Conflating Space: Street Art 2.0

This past Friday and Saturday, November 5 and 6, I attend two events in relation to the Irving Contemporary’s opening of Street Art 2.0. While inescapably positioned within their own institutional realities, both events raised issues surrounding the role of context, intention, and the formation of meaning, and activated positions of artist and audience (as viewers and interpreters) in their prospective ways.

Image Courtesy of Irvine Contemporary.

On Friday evening The Phillips Collection hosted a panel discussion with four of the artists, David Ellis, Romon Yang, Chris Mendoza, and Gaia, moderated by both Klaus Ottmann of the Phillips Collection (Director of the Center for the Study of Modern Art) and Martin Irvine of Georgetown University. The panel sparked much discussion surrounding the space that street art activates; particularly the role that it plays in the appropriated space of the studio versus the original space of the “street.” Definitions of this hybridity are often further involuted by the production, dissemination, and documentation of art through digital technologies.

David Ellis, Animal, 2010. HD video, 9.5 mins., Blu-ray. Film still. Courtesy of Irvine Contemporary.

In his introduction to the Friday panel, Ottman referenced Ludwig Wittgenstein’s aesthetics, in which he offered a definition of Art as “ethics plus aesthetics,” in order to raise questions surrounding the role of ethics in art. A loaded word, especially in the context of the traditionally subversive practices of street art, members of the audience pressed for clarification. Moreover, as a conduit for the conversation that followed, Ottoman spoke to his view that the differential between art (ie: art as craft) versus Art (capital A), is that in order to be defined as such, Art must contribute to the human condition. Speaking to these statements, the audience engaged with the artists, inciting a dialogue which attempted to unpack the unique historical position that street art inhabits.

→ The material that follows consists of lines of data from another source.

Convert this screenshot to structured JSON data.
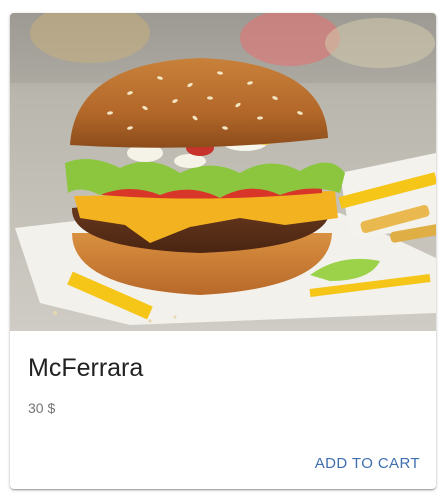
{
  "product": {
    "name": "McFerrara",
    "price": "30 $",
    "image_subject": "burger-photo"
  },
  "actions": {
    "add_to_cart_label": "ADD TO CART"
  },
  "colors": {
    "accent": "#3f6fb0",
    "title_text": "#212121",
    "price_text": "#757575"
  }
}
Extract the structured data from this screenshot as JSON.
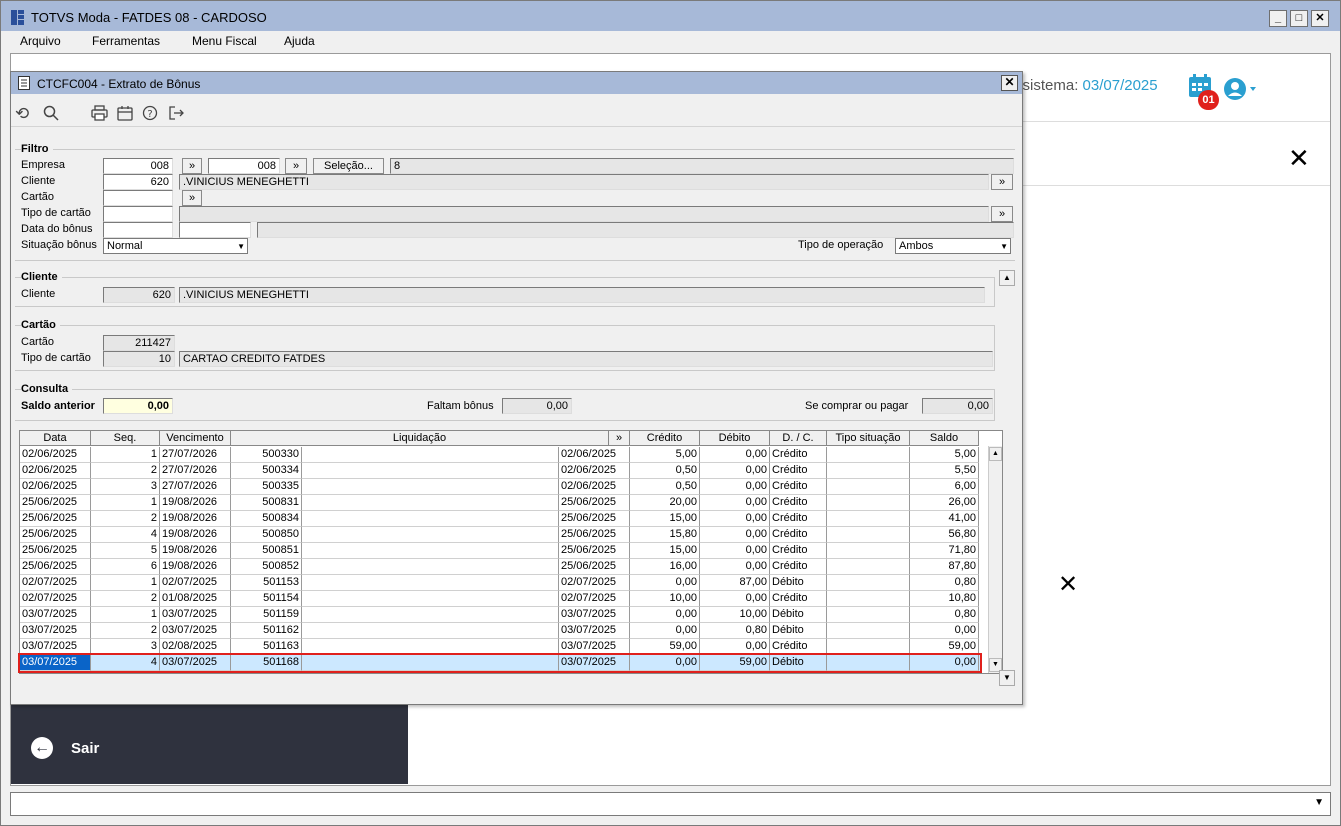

Chris Mendoza, Untitled, 1 (2010), 2010. Mixed media and stickers on paper. 20 x 16 in. Courtesy of Irvine Contemporary.

On Saturday at the opening of the show, the artists from the panel were present to discuss their work. This time, the gallery space itself served as testament to the inescapable reality of the art market. To bring the conversation back to ethics, I regret not begging the question as to how the artists personally dealt with the implications of this monetized space, as some feel artistic acts such as street art (being a type of performance, and therefore raising the desire for instantaneity over commodification) is particularly complicated by this truth. The fact that the exhibit must confront the way in which the art has been contextualized by the gallery simply confirmed the double life that street art leads.

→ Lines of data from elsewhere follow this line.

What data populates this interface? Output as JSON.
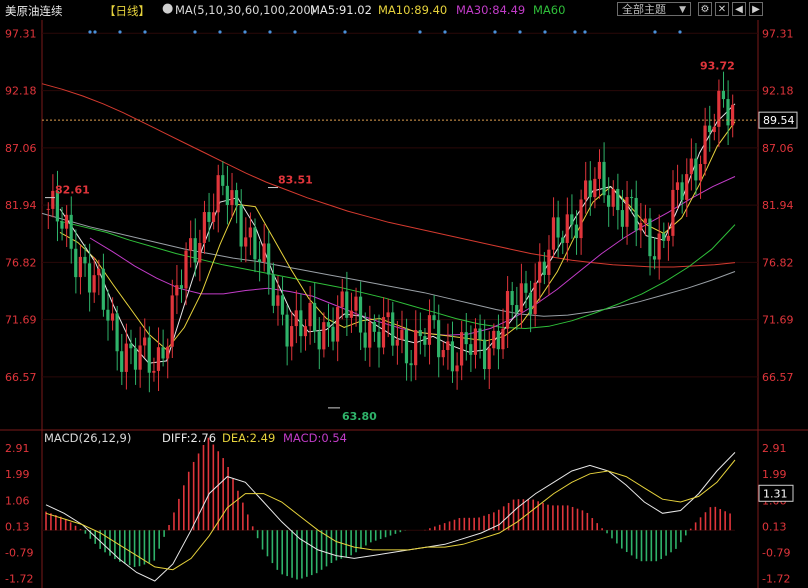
{
  "header": {
    "title": "美原油连续",
    "period": "【日线】",
    "ma_label": "MA(5,10,30,60,100,200)",
    "ma5": "MA5:91.02",
    "ma10": "MA10:89.40",
    "ma30": "MA30:84.49",
    "ma60": "MA60",
    "dropdown": "全部主题",
    "colors": {
      "ma5": "#e8e8e8",
      "ma10": "#e6d23c",
      "ma30": "#c23cc8",
      "ma60": "#2fbf3a",
      "ma200": "#d43a2f",
      "up": "#e0353b",
      "down": "#2fb36a"
    }
  },
  "macd_header": {
    "label": "MACD(26,12,9)",
    "diff": "DIFF:2.76",
    "dea": "DEA:2.49",
    "macd": "MACD:0.54"
  },
  "chart_data": [
    {
      "type": "candlestick",
      "y_ticks": [
        "97.31",
        "92.18",
        "87.06",
        "81.94",
        "76.82",
        "71.69",
        "66.57"
      ],
      "ylim": [
        62.0,
        98.5
      ],
      "current_price": "89.54",
      "annotations": [
        {
          "text": "82.61",
          "value": 82.61
        },
        {
          "text": "83.51",
          "value": 83.51
        },
        {
          "text": "63.80",
          "value": 63.8
        },
        {
          "text": "93.72",
          "value": 93.72
        }
      ],
      "series": [
        {
          "name": "MA200",
          "values": [
            92.8,
            92.3,
            91.7,
            91.0,
            90.2,
            89.3,
            88.4,
            87.5,
            86.6,
            85.7,
            84.8,
            84.0,
            83.3,
            82.6,
            82.0,
            81.4,
            80.9,
            80.4,
            80.0,
            79.6,
            79.2,
            78.8,
            78.4,
            78.0,
            77.6,
            77.3,
            77.0,
            76.8,
            76.6,
            76.5,
            76.4,
            76.4,
            76.5,
            76.6,
            76.8
          ]
        },
        {
          "name": "MA100",
          "values": [
            81.2,
            80.6,
            80.0,
            79.5,
            79.0,
            78.5,
            78.0,
            77.6,
            77.2,
            76.9,
            76.5,
            76.1,
            75.7,
            75.3,
            74.9,
            74.5,
            74.1,
            73.6,
            73.1,
            72.6,
            72.2,
            72.0,
            72.1,
            72.4,
            72.8,
            73.3,
            73.9,
            74.5,
            75.2,
            76.0
          ]
        },
        {
          "name": "MA60",
          "values": [
            80.5,
            80.0,
            79.5,
            78.8,
            78.2,
            77.6,
            77.1,
            76.6,
            76.2,
            75.8,
            75.4,
            75.0,
            74.6,
            74.1,
            73.6,
            73.0,
            72.4,
            71.8,
            71.3,
            71.0,
            70.9,
            71.1,
            71.6,
            72.3,
            73.1,
            74.0,
            75.1,
            76.4,
            78.0,
            80.2
          ]
        },
        {
          "name": "MA30",
          "values": [
            79.0,
            77.8,
            76.5,
            75.4,
            74.5,
            74.0,
            74.0,
            74.3,
            74.5,
            74.2,
            73.8,
            73.0,
            72.2,
            71.5,
            70.9,
            70.5,
            70.3,
            70.4,
            70.9,
            71.8,
            73.0,
            74.4,
            76.0,
            77.6,
            79.0,
            80.2,
            81.3,
            82.5,
            83.6,
            84.5
          ]
        },
        {
          "name": "MA10",
          "values": [
            79.5,
            78.6,
            77.1,
            74.8,
            72.6,
            70.4,
            69.0,
            71.0,
            74.2,
            78.4,
            82.0,
            81.8,
            79.0,
            76.2,
            73.6,
            71.8,
            71.0,
            71.6,
            71.8,
            71.2,
            70.6,
            70.4,
            70.2,
            70.0,
            69.8,
            70.2,
            71.4,
            73.6,
            76.0,
            79.2,
            82.2,
            83.6,
            82.0,
            80.2,
            79.4,
            80.8,
            83.8,
            87.2,
            89.4
          ]
        },
        {
          "name": "MA5",
          "values": [
            81.6,
            79.2,
            76.8,
            73.0,
            69.6,
            67.8,
            68.0,
            73.0,
            78.0,
            82.2,
            82.6,
            80.0,
            75.8,
            72.4,
            70.6,
            70.8,
            72.2,
            72.0,
            71.0,
            70.0,
            69.6,
            70.2,
            69.4,
            68.8,
            69.0,
            70.8,
            72.8,
            75.4,
            78.0,
            80.8,
            83.2,
            83.6,
            81.8,
            79.2,
            78.8,
            82.4,
            86.6,
            89.4,
            91.0
          ]
        }
      ]
    },
    {
      "type": "macd",
      "y_ticks": [
        "2.91",
        "1.99",
        "1.06",
        "0.13",
        "-0.79",
        "-1.72"
      ],
      "ylim": [
        -2.05,
        3.2
      ],
      "current_value": "1.31",
      "diff": [
        0.9,
        0.6,
        0.2,
        -0.4,
        -1.0,
        -1.5,
        -1.8,
        -1.2,
        0.0,
        1.3,
        1.9,
        1.7,
        1.0,
        0.3,
        -0.3,
        -0.7,
        -0.9,
        -1.0,
        -0.9,
        -0.8,
        -0.7,
        -0.6,
        -0.5,
        -0.3,
        -0.1,
        0.2,
        0.8,
        1.3,
        1.7,
        2.1,
        2.3,
        2.1,
        1.6,
        1.0,
        0.6,
        0.7,
        1.3,
        2.1,
        2.76
      ],
      "dea": [
        0.6,
        0.4,
        0.2,
        -0.1,
        -0.5,
        -0.9,
        -1.3,
        -1.4,
        -1.0,
        -0.2,
        0.8,
        1.3,
        1.3,
        1.0,
        0.5,
        0.0,
        -0.4,
        -0.6,
        -0.7,
        -0.7,
        -0.7,
        -0.6,
        -0.6,
        -0.5,
        -0.3,
        -0.1,
        0.3,
        0.8,
        1.3,
        1.7,
        2.0,
        2.1,
        1.9,
        1.5,
        1.1,
        1.0,
        1.2,
        1.7,
        2.49
      ]
    }
  ]
}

Though the panel managed to delve into an incredible breadth of topics in such a short time, there were still many questions left unanswered. This is by no means to suggest that I was left unfulfilled, as it was quite the opposite. Discussing the boundaries and definitions of what constitutes Art and what constitutes audience allows us to enter into a bevy of postmodernist concerns.

Thinking about the moral, aesthetic, and theoretical questions activated by the activities that surround street art raises larger questions about how meaning is activated by institution, how object enters into conversation with commodification, and how acts of viewing are structured in within distinct environments. Can street art maintain its force once appropriated in the context of a gallery, or does space, history, and realities of the institution imprison the objects within particular realities?

This academic dialogue does not take place on the street. I suppose these dueling dialogues, this line between art and vandalism, the tension between aesthetics and politics is what street art has long been attempting to answer through its perpetual, palimpsestic history. For me, it is in this undefined space where Art, capital A, is truly activated and perhaps even defined.

Alicia Dillon

Alicia transitions to DC having previously attended the University of California, Los Angeles, where she earned her BA in Art with a minor in Spanish in 2009. Currently in her second year of working towards her Master’s in Communication, Culture, and Technology, she is interested in exploring the relationship between individual and collective forms of cultural expression, and their role in the production of cultural identity. A Southern California native, Alicia has lived abroad in both Barcelona and London. In her spare time she continues to pursue her undergraduate endeavors of painting, drawing, and photography.